By Tim Horton and Keith Gregg
Whether you are looking to become a buyer or a seller, the key to achieving your goals through a succession planning deal is to find the proper partner on the other side of the transaction.
Although your professional life can become much better when you land a great match for transitioning over an advisory practice, the trick is making that happen while avoiding the pitfalls of an inefficient process. There are four steps that every advisor should follow, no matter what side of the transaction you are on.
First, determine the deal criteria. Then avoid middlemen who may not be real experts. Also make sure to leverage technology to minimize legwork. And finally, get to know a couple of the best potential partners before committing to one. Let’s explore each of them in detail.
Before you can even think about finding the best succession planning deal partner, you should determine what constitutes a good deal for you.
Price is bound to be front and center, but other crucial factors may include the location of the deal partner, whether the seller stays on in some capacity for a while or exits immediately, whether the buyer requires financing and if so at what rates and for what length of time, as well as whether the deal is a complete sale or a partial liquidity event.
Then there are client considerations. If you are a buyer, you should decide up front whether you want to add new client segments or grow your existing client base. If you are a seller, you ought to decide early whether you are fine with your clients encountering higher fees or if the buyer needs to maintain your old fee structure for a certain time period.
True succession planning and M&A deal experts do exist, but they are much less common than the abundance of generic middlemen who hold themselves out as such. It is imperative that you avoid unqualified people with little professional experience arranging or consulting on advisory practice transactions that resemble your situation. They will drain your time and money.

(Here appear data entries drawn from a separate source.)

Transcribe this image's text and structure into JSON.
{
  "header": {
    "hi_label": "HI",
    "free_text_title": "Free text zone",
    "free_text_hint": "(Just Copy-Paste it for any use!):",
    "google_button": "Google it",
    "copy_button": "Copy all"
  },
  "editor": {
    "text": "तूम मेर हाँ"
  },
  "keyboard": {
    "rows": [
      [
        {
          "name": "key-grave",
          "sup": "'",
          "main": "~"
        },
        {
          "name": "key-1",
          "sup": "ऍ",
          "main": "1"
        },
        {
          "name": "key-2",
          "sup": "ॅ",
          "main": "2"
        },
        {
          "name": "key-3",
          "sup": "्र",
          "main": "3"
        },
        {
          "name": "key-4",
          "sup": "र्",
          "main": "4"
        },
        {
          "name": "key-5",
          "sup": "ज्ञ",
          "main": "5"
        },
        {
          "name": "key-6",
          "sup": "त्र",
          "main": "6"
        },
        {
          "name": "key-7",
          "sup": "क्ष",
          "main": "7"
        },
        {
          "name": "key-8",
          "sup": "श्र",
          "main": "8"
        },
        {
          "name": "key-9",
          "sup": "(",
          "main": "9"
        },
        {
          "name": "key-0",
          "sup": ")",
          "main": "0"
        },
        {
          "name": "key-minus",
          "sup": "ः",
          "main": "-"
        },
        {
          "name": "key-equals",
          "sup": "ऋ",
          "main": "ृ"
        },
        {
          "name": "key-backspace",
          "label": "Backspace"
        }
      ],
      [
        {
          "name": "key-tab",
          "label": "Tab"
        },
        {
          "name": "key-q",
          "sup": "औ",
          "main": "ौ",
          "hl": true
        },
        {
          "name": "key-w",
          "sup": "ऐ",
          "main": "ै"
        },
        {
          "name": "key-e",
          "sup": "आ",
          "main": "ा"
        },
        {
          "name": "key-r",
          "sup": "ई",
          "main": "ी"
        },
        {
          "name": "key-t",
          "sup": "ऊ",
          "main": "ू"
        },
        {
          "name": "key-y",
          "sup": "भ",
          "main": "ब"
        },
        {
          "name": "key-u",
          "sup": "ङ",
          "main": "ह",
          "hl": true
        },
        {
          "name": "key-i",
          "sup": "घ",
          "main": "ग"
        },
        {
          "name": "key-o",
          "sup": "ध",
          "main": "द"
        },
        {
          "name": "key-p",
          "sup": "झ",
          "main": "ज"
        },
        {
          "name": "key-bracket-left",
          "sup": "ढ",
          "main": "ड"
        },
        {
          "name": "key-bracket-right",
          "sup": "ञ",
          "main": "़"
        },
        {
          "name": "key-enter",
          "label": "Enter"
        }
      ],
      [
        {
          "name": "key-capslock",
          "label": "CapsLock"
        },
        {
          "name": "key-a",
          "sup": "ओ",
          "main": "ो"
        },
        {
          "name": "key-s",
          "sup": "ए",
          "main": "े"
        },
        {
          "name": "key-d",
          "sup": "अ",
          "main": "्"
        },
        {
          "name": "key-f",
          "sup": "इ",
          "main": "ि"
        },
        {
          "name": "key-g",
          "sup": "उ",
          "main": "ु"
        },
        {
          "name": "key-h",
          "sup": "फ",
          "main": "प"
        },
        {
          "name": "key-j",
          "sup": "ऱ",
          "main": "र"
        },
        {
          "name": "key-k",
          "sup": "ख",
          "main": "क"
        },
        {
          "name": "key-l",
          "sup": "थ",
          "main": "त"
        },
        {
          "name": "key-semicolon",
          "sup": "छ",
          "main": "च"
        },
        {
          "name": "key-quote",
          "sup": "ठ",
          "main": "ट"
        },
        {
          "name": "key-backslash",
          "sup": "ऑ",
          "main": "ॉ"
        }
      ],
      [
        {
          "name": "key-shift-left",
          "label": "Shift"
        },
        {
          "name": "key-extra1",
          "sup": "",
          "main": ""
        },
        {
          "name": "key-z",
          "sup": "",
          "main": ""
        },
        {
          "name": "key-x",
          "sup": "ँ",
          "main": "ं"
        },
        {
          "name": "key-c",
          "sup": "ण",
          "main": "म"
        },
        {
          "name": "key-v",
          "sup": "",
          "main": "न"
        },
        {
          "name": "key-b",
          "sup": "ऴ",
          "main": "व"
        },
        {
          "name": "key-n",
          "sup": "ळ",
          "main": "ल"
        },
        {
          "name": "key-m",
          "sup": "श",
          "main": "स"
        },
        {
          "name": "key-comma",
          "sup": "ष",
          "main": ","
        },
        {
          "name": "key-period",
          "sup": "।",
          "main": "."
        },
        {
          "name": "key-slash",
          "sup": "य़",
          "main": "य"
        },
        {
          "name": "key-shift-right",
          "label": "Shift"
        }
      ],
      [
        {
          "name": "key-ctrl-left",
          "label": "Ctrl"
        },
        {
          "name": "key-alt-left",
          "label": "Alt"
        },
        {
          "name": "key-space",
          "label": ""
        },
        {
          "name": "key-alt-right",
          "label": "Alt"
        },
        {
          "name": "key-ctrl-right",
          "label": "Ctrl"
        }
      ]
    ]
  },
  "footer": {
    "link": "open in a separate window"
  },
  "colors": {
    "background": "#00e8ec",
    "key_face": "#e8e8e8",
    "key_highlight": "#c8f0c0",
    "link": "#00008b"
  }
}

A good consultant can help if you feel uncertain about how to go about calculating practice valuations and negotiating deals. Just make sure you inspect their credentials and track record. Look for people with a background in investment banking or who have worked in positions of influence at firms that have bought or sold numerous books of business.
Even then, be wary of anyone claiming to have a surefire method for getting you the most favorable terms imaginable. Succession planning rarely works that way.
You might choose to forgo a consultant if you feel capable enough to handle the deal yourself, but you should not do so without taking advantage of available technology. The best tools for advisors allow them to automate repetitive actions and eliminate human error while casting a wide net according to customized criteria.
For instance, calculating deal terms may prove tiring and confusing without software tailor-made for that need—particularly data points for arriving at practice valuation, financing and contingencies that may trigger discounts or clawbacks.
It’s also much easier to find potential deal partners from across the country and narrow down that list when software allows you to filter deals by location and type as well as by the assets, revenues and fee structure of each practice.
Know Your Partner
Everything up until this point is preparation for the major decision. Once your technology has enabled you to focus on two or three candidates, you need to learn as much about them as possible.
Their personal values, investment philosophy, conversational style, physical mannerisms and industry reputation are all relevant. For both buyers and sellers, these traits can affect client satisfaction, the post-transaction profitability for the practice and your own financial condition.
Arguably, the proper succession planning deal partner has the capital, expertise and temperament to be someone who would have made a great workday colleague for you. What’s definite is that the proper partner is someone who cares as much about the long-term viability of the business as you do.
Tim Horton is CTO of both Succession Link, an online marketplace for advisor M&A deals, and of its parent company, Chalice Financial Network. Keith Gregg is CEO of Chalice Financial Network, a national membership benefits association for independent financial advisors of all business models.